* **EXERCISE AIM**
Scan the data for lines with "Green" and report the count by itself.

Items from an interface collection:

::::

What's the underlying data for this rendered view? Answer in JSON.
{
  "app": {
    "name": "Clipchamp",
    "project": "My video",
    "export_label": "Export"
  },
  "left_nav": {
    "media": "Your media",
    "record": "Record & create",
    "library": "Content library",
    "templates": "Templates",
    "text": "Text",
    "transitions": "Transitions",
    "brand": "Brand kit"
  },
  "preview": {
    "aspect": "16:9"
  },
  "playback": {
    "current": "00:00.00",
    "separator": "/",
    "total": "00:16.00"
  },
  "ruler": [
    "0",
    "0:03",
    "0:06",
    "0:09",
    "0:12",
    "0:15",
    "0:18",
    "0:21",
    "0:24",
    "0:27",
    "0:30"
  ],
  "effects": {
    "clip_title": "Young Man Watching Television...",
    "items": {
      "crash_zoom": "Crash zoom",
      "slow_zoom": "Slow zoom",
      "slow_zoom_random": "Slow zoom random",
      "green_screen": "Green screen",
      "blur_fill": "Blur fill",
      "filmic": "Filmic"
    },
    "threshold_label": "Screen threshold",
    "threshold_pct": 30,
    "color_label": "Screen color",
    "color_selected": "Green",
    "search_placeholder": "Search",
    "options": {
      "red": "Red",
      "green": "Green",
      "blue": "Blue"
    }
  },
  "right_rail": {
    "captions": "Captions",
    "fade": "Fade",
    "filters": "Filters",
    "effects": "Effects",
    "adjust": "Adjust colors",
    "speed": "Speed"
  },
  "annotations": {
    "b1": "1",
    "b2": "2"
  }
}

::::

* **RESPONSE BOX**
3